TASK ITEM
Output nothing but the line containing "Transcribe this image's" and the lines after it through the end of the material below, each reproduced exactly.

===== EXERCISE MATERIAL

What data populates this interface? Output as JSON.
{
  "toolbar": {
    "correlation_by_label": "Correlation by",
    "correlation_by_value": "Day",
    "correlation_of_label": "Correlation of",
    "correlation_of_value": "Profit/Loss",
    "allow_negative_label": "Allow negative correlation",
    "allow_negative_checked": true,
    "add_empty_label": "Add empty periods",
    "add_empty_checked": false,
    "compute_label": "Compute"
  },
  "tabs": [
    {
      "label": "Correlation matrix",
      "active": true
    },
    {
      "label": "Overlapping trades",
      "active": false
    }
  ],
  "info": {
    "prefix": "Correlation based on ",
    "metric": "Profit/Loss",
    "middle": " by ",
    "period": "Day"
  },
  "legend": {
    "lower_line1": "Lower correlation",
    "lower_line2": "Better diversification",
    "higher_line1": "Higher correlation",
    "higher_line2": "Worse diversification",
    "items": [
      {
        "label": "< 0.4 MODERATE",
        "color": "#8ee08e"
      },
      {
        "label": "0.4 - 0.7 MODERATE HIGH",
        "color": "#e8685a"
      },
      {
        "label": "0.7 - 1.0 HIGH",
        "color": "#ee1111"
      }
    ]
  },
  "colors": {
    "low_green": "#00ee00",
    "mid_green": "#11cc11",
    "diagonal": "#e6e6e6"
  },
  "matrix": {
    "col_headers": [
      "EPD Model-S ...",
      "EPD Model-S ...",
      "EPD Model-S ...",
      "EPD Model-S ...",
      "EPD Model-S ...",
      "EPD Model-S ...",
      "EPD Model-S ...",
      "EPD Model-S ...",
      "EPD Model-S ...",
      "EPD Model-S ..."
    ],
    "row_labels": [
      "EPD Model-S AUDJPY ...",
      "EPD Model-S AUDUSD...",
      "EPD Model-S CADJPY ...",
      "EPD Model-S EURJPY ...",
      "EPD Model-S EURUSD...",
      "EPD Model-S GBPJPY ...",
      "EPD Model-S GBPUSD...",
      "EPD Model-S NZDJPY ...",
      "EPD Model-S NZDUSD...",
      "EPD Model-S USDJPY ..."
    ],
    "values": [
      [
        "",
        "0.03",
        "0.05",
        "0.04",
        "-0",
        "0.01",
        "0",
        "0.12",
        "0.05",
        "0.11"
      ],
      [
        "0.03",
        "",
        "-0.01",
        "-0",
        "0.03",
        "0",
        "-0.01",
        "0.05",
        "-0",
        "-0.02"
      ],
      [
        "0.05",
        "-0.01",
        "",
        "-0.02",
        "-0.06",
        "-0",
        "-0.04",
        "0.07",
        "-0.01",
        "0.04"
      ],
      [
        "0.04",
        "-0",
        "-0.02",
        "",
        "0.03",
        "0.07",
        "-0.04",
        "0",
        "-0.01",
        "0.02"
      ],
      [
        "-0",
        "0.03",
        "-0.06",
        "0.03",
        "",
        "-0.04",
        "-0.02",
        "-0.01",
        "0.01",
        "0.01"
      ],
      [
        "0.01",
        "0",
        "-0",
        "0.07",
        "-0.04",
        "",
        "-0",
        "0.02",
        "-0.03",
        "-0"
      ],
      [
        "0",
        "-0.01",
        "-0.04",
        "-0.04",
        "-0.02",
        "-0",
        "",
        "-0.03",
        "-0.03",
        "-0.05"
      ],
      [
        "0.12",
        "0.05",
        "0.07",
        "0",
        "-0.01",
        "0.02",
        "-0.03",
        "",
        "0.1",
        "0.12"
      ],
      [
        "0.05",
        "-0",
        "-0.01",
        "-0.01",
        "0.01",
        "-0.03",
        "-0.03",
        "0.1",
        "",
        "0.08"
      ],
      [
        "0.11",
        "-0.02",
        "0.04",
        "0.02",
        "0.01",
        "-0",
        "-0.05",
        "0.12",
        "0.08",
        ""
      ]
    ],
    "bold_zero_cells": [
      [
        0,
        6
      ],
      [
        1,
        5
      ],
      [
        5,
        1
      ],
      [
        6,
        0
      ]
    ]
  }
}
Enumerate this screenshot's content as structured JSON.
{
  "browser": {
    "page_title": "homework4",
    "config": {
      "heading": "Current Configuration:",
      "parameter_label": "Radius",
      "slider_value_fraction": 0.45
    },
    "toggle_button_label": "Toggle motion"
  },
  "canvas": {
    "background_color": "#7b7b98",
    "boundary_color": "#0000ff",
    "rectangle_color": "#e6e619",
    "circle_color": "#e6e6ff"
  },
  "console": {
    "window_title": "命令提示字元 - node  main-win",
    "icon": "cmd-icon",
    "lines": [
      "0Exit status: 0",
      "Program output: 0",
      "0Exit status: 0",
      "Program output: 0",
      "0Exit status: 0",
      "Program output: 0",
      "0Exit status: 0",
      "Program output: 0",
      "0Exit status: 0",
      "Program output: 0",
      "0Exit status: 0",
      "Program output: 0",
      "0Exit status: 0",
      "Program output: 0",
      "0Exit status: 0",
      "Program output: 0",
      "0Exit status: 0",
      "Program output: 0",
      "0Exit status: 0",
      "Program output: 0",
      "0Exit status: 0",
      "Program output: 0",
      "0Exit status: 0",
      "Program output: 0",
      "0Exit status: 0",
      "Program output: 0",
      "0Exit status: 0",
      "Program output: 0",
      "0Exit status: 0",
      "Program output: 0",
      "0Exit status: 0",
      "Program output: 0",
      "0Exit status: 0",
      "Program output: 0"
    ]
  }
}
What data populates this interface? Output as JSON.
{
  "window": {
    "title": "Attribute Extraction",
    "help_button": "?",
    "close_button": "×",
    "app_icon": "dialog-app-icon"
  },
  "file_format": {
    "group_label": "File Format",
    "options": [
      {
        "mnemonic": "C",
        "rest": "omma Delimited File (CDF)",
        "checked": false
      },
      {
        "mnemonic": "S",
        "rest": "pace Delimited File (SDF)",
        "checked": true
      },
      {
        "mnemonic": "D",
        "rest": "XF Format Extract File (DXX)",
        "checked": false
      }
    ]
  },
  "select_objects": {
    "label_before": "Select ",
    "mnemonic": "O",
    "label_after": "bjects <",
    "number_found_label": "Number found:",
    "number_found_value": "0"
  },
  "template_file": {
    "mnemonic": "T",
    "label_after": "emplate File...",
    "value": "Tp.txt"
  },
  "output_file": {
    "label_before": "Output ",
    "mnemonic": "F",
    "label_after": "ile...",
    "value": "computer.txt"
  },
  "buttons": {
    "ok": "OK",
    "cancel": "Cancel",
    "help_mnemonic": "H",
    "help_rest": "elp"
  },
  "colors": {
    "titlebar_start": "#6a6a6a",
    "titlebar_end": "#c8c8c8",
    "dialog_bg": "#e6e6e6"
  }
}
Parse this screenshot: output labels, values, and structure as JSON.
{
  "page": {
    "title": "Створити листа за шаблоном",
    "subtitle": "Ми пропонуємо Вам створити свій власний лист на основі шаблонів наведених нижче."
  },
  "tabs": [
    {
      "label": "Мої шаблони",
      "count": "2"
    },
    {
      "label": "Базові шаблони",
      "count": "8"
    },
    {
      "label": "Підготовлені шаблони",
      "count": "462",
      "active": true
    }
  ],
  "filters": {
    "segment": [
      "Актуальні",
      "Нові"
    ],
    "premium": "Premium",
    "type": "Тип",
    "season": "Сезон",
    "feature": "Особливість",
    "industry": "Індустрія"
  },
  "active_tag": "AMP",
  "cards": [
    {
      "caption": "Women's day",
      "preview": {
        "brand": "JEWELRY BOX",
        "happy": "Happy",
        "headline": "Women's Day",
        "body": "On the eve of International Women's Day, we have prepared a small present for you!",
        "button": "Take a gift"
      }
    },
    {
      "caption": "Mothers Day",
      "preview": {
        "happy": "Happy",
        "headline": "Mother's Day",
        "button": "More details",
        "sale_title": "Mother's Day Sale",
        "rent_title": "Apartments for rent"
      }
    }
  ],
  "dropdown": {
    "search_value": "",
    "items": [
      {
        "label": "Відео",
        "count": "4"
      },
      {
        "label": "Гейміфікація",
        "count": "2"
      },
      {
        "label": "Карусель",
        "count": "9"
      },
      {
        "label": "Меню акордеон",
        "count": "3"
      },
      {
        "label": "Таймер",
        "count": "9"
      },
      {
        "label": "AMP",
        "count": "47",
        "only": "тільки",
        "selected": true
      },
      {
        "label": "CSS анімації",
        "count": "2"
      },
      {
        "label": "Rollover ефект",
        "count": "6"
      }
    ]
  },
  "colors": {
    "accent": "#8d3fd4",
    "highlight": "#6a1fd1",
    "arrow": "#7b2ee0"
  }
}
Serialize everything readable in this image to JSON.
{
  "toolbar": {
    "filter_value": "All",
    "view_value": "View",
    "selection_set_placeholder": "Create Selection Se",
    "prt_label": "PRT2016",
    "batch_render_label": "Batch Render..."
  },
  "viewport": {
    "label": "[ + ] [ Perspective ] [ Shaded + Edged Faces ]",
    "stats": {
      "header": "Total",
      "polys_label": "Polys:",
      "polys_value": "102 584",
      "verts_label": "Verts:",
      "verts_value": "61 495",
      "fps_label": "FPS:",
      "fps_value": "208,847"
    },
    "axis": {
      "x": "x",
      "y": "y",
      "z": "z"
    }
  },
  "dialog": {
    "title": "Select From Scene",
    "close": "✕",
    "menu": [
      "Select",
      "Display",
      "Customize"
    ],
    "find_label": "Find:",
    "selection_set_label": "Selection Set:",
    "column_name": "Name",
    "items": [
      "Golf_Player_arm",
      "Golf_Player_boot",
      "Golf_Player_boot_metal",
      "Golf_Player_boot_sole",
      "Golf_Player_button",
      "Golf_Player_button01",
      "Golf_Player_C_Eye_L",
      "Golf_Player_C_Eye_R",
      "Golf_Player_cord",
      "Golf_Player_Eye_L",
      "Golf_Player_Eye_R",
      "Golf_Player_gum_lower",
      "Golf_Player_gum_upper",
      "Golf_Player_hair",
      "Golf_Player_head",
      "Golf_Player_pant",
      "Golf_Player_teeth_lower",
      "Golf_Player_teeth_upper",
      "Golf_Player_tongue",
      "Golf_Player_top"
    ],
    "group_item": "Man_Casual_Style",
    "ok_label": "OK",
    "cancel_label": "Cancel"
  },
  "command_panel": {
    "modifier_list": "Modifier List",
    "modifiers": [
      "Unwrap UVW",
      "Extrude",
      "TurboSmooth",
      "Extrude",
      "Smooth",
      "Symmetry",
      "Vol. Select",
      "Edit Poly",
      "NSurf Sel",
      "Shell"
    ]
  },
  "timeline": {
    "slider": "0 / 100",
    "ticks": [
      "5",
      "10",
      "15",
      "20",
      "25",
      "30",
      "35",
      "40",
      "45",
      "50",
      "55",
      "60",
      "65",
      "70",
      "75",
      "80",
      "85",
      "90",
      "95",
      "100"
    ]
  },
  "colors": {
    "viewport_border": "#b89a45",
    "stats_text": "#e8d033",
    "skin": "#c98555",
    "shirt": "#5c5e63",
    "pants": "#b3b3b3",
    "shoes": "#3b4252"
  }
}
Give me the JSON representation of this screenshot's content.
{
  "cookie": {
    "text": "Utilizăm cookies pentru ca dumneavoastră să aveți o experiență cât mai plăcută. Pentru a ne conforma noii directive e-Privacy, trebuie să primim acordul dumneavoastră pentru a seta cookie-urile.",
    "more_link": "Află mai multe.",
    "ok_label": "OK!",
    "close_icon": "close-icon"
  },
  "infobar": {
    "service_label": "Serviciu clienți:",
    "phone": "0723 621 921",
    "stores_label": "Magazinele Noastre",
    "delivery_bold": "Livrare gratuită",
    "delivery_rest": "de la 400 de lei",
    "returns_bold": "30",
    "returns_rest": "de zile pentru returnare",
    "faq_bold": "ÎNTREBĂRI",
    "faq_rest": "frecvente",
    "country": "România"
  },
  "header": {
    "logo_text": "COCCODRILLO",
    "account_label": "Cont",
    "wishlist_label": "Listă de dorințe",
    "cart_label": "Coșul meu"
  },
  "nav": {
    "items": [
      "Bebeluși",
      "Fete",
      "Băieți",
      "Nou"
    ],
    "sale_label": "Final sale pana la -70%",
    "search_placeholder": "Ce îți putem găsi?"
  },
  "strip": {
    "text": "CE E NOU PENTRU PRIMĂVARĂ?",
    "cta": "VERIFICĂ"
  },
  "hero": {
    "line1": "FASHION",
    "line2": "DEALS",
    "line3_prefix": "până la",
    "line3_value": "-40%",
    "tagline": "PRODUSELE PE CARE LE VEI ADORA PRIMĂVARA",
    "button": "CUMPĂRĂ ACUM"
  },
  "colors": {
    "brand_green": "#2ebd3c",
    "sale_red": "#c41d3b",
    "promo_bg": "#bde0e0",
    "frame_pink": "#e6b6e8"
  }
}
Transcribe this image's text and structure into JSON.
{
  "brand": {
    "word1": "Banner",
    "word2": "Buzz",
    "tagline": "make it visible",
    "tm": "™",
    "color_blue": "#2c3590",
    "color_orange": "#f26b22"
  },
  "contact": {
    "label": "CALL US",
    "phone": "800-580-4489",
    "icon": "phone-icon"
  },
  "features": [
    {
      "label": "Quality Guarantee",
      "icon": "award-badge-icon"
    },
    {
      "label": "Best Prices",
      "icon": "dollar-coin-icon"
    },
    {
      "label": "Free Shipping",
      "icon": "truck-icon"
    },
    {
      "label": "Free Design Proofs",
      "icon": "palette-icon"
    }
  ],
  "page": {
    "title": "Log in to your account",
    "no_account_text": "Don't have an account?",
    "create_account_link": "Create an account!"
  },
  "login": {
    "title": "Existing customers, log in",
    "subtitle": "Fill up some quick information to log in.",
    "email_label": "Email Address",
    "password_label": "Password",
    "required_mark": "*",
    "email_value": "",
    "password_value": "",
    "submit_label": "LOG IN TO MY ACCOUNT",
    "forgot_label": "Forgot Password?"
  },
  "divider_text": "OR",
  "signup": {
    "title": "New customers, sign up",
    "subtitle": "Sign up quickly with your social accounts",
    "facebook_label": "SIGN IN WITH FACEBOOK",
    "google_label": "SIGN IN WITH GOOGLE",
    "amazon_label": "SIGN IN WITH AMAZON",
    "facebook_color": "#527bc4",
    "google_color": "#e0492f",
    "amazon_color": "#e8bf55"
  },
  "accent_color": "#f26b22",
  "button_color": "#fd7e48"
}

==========

THE COMPLETED TASK
Transcribe this image's text and structure into JSON.
{
  "brand": {
    "word1": "Banner",
    "word2": "Buzz",
    "tagline": "make it visible",
    "tm": "™",
    "color_blue": "#2c3590",
    "color_orange": "#f26b22"
  },
  "contact": {
    "label": "CALL US",
    "phone": "800-580-4489",
    "icon": "phone-icon"
  },
  "features": [
    {
      "label": "Quality Guarantee",
      "icon": "award-badge-icon"
    },
    {
      "label": "Best Prices",
      "icon": "dollar-coin-icon"
    },
    {
      "label": "Free Shipping",
      "icon": "truck-icon"
    },
    {
      "label": "Free Design Proofs",
      "icon": "palette-icon"
    }
  ],
  "page": {
    "title": "Log in to your account",
    "no_account_text": "Don't have an account?",
    "create_account_link": "Create an account!"
  },
  "login": {
    "title": "Existing customers, log in",
    "subtitle": "Fill up some quick information to log in.",
    "email_label": "Email Address",
    "password_label": "Password",
    "required_mark": "*",
    "email_value": "",
    "password_value": "",
    "submit_label": "LOG IN TO MY ACCOUNT",
    "forgot_label": "Forgot Password?"
  },
  "divider_text": "OR",
  "signup": {
    "title": "New customers, sign up",
    "subtitle": "Sign up quickly with your social accounts",
    "facebook_label": "SIGN IN WITH FACEBOOK",
    "google_label": "SIGN IN WITH GOOGLE",
    "amazon_label": "SIGN IN WITH AMAZON",
    "facebook_color": "#527bc4",
    "google_color": "#e0492f",
    "amazon_color": "#e8bf55"
  },
  "accent_color": "#f26b22",
  "button_color": "#fd7e48"
}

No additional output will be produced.